By Dom Luszczyszyn
Inspired by Bill James’ Baseball Abstract of the 1980s, Rob Vollman, one of the founding writers for Hockey Prospectus and the creator of player-usage charts, set out to create something similar for hockey, a sport that’s still lagging behind in the advanced stats world.
In the first version of Hockey Abstract, released last year, Vollman went over the basics. For his recently released second version, he went bigger and better, delivering entirely new content and enlisting two colleagues from Hockey Prospectus, Tom Awad and Iain Fyffe, to provide analysis.
The best of their work has Awad showing what makes good players good by grouping them into tiers based on ice time and looking at the differences in shot attempts and goals across the tiers. For Fyffe, it’s his deduction of what it takes to make the Hall of Fame and his prediction for which current players have the best shot (‘Sid’ and ‘Ovie’ can pretty much retire today and punch their ticket into the Hall of Fame).
Most of the book, though, is centered on everyday fan questions, but the answers aren’t as typical. Who’s the best goal-scorer? Well, that depends on who scores the most per 60 minutes, while accounting for manpower, usage, linemates and competition. Who’s the best penalty killer? Look at who suppresses shot attempts best relative to the rest of his team, while also accounting for who he’s up against.
These types of questions are a staple of Hockey Abstract. The best of them was an examination of who the biggest rat in the league was, which introduces a hilarious stat called “dirty rat penalty minutes.” The player who led the league last season is who you might expect: Brad Marchand.
How Vollman and company tackle these questions, though, is where the book really shines. Each answer promotes meaningful discussions on the topic at hand rather than rigid conclusions. Every angle is taken into account and arguments are presented in a clear, concise way that provides thorough and insightful observations about the sport. On top of that, the book is heavy on graphs and charts, making it much easier to visualize the concepts being outlined.
The book also contains analytic essays for every team that look at how each team fares in various categories including possession, goaltending, special teams and depth, culminating with a big-picture outlook of how that team stands from an analytics perspective.
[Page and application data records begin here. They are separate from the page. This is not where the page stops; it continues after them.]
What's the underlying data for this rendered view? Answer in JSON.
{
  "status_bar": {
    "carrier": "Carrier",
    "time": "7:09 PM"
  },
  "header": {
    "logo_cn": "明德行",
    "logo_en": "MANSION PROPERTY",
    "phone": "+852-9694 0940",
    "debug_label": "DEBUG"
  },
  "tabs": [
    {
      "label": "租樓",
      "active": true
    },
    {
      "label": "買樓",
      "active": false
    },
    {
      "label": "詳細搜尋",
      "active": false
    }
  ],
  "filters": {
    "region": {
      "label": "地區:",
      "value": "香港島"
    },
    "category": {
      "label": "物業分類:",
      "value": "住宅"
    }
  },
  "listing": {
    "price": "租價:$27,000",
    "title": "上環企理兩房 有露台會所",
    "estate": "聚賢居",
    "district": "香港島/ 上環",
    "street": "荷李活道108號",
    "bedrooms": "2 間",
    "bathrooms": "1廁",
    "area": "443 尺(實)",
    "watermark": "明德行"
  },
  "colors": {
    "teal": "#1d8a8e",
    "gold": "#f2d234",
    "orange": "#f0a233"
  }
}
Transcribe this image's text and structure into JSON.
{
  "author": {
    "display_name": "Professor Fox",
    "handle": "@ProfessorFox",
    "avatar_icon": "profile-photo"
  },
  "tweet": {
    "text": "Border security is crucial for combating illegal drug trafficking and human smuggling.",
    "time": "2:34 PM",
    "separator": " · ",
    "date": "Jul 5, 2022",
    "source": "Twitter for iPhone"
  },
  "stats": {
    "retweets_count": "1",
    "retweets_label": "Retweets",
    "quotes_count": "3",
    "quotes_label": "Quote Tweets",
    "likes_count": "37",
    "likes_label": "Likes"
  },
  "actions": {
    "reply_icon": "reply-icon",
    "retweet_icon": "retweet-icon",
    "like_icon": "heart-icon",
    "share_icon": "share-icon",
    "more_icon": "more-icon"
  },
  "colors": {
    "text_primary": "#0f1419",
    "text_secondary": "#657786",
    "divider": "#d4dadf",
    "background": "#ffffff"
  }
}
With the second edition of Hockey Abstract, Vollman has created an essential resource for not just numbers junkies but also curious newbies ready to dive in to the growing world of hockey analytics.